“Deshaun Watson’s situation is different than Vick’s,” Banner noted. “Watson suffered no real retribution for what he did. Despite missing the entire 2021 season, he was paid $10.54 million by the Texans.

Banner also addressed the public relations hurdles any team negotiating for Watson would be faced with.

“To be clear, the charges against Watson are repugnant,” he explained. “From an ethical and team culture-based perspective, I would have serious reservations about acquiring Watson if I were leading a team today. If he is guilty, no NFL team shouldn’t engage in discussions to acquire him. And without confidence in resolving criminal charges, I wouldn’t trade for him. But because I lack information, I don’t know how I would proceed.

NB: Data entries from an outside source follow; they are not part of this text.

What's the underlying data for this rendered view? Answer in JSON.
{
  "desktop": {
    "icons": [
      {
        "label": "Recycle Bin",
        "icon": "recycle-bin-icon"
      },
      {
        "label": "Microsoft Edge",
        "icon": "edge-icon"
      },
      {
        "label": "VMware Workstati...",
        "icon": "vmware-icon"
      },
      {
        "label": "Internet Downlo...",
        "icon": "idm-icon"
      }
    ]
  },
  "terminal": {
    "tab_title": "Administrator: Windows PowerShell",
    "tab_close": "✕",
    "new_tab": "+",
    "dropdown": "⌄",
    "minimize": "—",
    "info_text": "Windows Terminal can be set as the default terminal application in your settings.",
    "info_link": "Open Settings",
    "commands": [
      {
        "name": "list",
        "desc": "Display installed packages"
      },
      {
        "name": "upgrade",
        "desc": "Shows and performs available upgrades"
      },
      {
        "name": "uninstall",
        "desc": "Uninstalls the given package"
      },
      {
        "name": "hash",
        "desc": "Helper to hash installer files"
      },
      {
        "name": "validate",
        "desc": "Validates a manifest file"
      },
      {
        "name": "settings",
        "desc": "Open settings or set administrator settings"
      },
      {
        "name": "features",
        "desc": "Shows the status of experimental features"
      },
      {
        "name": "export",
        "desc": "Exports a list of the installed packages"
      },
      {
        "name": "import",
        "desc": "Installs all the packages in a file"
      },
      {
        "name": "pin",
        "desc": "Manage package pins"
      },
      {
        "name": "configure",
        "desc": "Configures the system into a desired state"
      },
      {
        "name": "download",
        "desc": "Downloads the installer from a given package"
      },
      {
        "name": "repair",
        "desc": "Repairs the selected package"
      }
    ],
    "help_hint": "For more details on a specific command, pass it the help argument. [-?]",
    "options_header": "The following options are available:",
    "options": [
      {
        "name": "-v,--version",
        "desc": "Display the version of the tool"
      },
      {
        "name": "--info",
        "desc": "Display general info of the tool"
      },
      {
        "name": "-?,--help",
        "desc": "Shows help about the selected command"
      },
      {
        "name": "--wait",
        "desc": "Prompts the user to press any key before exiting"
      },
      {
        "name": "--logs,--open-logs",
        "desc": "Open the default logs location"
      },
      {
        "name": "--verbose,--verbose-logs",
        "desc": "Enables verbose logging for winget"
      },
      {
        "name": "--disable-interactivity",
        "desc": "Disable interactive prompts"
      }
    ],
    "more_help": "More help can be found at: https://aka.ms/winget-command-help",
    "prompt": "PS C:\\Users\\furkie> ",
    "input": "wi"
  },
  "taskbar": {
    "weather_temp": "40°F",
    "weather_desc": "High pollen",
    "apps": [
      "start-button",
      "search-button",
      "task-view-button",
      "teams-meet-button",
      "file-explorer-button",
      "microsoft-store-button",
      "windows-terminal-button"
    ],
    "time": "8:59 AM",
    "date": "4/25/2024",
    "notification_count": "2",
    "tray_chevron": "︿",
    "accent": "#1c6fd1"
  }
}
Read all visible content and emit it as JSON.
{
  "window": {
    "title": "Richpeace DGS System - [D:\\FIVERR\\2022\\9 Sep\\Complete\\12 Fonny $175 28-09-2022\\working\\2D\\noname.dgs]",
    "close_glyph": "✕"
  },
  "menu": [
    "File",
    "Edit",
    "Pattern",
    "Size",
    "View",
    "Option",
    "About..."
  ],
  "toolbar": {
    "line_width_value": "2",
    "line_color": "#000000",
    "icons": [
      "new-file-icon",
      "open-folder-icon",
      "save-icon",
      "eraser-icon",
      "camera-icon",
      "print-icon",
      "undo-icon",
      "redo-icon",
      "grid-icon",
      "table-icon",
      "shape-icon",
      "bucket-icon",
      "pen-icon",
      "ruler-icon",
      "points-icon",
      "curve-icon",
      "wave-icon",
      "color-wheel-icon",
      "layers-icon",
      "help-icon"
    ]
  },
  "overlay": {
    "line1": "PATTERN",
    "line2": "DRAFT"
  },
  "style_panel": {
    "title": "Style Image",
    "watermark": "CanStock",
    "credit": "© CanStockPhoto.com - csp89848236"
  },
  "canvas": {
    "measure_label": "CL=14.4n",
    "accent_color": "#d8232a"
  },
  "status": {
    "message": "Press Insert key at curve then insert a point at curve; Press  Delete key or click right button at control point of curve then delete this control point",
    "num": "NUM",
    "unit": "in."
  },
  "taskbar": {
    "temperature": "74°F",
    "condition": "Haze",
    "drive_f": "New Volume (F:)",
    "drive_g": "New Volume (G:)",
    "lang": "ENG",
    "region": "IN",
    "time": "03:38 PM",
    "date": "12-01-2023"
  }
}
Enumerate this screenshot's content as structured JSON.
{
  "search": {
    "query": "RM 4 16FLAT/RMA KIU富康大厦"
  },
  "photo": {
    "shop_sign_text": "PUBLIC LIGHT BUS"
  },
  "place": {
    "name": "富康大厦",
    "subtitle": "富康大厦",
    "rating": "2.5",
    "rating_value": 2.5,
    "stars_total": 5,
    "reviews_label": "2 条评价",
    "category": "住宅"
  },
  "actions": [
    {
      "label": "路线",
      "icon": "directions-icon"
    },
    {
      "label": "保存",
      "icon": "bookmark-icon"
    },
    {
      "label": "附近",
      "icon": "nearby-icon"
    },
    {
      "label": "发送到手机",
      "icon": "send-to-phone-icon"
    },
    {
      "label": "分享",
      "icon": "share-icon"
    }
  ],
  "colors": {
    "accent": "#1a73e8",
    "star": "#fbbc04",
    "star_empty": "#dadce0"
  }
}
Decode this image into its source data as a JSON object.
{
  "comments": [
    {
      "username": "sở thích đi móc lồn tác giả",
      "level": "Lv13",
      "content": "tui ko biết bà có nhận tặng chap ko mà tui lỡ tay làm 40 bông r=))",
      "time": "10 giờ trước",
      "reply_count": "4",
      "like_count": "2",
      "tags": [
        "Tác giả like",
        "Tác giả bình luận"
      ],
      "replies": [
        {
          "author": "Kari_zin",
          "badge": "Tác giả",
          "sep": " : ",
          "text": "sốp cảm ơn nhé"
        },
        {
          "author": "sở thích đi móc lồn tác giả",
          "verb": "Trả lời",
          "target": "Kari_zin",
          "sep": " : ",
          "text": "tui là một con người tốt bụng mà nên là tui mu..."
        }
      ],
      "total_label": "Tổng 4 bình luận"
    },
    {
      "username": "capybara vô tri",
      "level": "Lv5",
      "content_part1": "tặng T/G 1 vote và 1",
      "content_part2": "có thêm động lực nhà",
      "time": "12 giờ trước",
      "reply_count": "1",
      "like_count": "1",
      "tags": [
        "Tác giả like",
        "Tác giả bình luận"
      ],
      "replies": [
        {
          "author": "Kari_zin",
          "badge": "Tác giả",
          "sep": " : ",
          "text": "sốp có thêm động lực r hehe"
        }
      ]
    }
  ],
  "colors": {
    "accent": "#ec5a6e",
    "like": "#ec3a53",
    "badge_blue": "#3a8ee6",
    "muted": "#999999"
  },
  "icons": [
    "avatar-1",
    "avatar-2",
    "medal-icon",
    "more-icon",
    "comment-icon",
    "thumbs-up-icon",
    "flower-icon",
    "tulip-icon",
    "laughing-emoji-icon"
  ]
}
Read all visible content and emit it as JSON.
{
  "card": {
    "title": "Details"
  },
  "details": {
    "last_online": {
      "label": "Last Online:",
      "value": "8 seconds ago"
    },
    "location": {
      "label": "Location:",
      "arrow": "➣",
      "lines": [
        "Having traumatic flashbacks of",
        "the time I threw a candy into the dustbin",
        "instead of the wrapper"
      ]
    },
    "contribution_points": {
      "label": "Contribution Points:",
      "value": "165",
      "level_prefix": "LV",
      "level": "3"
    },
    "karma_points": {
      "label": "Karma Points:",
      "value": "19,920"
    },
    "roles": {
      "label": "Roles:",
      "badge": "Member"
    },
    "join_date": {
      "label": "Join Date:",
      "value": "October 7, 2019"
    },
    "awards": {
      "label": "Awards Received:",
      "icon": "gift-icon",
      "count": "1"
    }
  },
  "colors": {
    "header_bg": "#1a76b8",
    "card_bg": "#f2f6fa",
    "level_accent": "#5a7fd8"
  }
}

Banner placed four caveats on a potential run to Watson.

– The prison must be off the table.

-The team needs to be convinced he didn’t do what they’re accused of or they need a reason to make sure it won’t happen again.

-The team must be able to cope with the financial implications.

-The team must be able to deal with the public relations implications of its acquisition.

Banner called a number of teams “unlikely suitors” for Watson: Indianapolis, Washington, the New York Giants, Miami (the team Watson would like to play for but has publicly dropped out of the mix), Tampa Bay, Denver, Minnesota, Cleveland and an unlikely 180 by Houston.

That left two “real possibilities” in Carolina and the Eagles, with Banner calling his former team the “likeliest landing spot for Watson” because of his draft capital and Lurie’s history.

“The Eagles are clearly a team that recognizes that if you want to win big you need to have a great quarterback,” Banner wrote. “They selected Donovan McNabb with the second pick in 1999. They signed Michael Vick. They traded and later re-signed Carson Wentz. They even took Jalen Hurts with a second-round pick. Their team building philosophy matches. There are teams that will do whatever it takes to get a good QB, and there are others that won’t acquiesce if the QB costs too much. The Eagles fall into the first category. They will be aggressive.

As for Watson’s earlier refusal to waive his no-trade clause for Philadelphia, Banner addressed that as well.

“By the time Watson realizes how few options he’s actually given the circumstances, he’ll think Philly is more desirable than he thought a year ago,” Banner explained.

The Eagles have already done their due diligence on Watson’s situation, sending their own investigator to South Texas and speaking with Watson’s attorney, Rusty Hardin, according to multiple NFL sources.

Hardin, meanwhile, said any possible criminal charges would be decided in early April at a recent court hearing.

Howie Roseman and Nick Sirianni have publicly backed their current QB Jalen Hurts on several occasions, but unlike the Dolphins, the Eagles brass have never outright ruled out a trade for Watson and many in the league believe it’s helpful .

-John McMullen contributes Eagles coverage for SI.com’s EagleMaven and is the NFL Insider for JAKIB Media. You can listen to John, alongside legendary sports chat host Jody McDonald every morning from 8 a.m. to 10 a.m. on “Birds 365,” which streams live on PhillyVoice.com and YouTube. John is also the host of his own show ‘Extending the Play’ on AM1490 in South Jersey. You can reach him at [email protected] or on Twitter @JFMcMullen

Ed Kracz is SI.com’s Eagle Maven editor and co-host of the Eagles Unfiltered podcast. Check out the latest Eagles news at www.SI.com/NFL/Eagles or www.eaglemaven.com and follow him on Twitter: @kracze.

About Robert Wright

Check Also

The FAA has asked for comment on the small airplane seats. Will they grow?

Comment this story Comment ” Cramped “. “Unsafe.” “Torture.” Many of the more than 26,000 …